*WORK ORDER*: For each line below that holds "aziendale", return the line as it stands.

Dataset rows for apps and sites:
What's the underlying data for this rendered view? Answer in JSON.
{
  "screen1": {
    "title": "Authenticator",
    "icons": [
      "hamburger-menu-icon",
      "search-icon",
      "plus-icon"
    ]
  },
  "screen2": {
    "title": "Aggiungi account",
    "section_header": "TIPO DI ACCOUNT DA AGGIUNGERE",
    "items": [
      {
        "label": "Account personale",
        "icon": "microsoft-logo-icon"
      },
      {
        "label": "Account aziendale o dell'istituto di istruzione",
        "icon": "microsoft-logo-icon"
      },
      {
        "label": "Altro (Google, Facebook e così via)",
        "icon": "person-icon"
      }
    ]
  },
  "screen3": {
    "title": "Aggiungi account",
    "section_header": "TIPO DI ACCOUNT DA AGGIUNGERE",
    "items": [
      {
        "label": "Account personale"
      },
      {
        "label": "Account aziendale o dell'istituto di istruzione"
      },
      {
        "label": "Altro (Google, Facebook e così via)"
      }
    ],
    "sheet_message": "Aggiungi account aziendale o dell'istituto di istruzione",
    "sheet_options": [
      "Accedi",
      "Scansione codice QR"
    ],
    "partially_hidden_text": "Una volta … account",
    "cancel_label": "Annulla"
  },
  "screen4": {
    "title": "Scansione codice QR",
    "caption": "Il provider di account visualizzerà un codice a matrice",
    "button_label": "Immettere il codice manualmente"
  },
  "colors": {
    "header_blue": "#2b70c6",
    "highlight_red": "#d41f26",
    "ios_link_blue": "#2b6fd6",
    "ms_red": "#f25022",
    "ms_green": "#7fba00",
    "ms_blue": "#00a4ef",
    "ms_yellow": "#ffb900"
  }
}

*EXERCISE OUTPUT*:
        "label": "Account aziendale o dell'istituto di istruzione",
        "label": "Account aziendale o dell'istituto di istruzione"
    "sheet_message": "Aggiungi account aziendale o dell'istituto di istruzione",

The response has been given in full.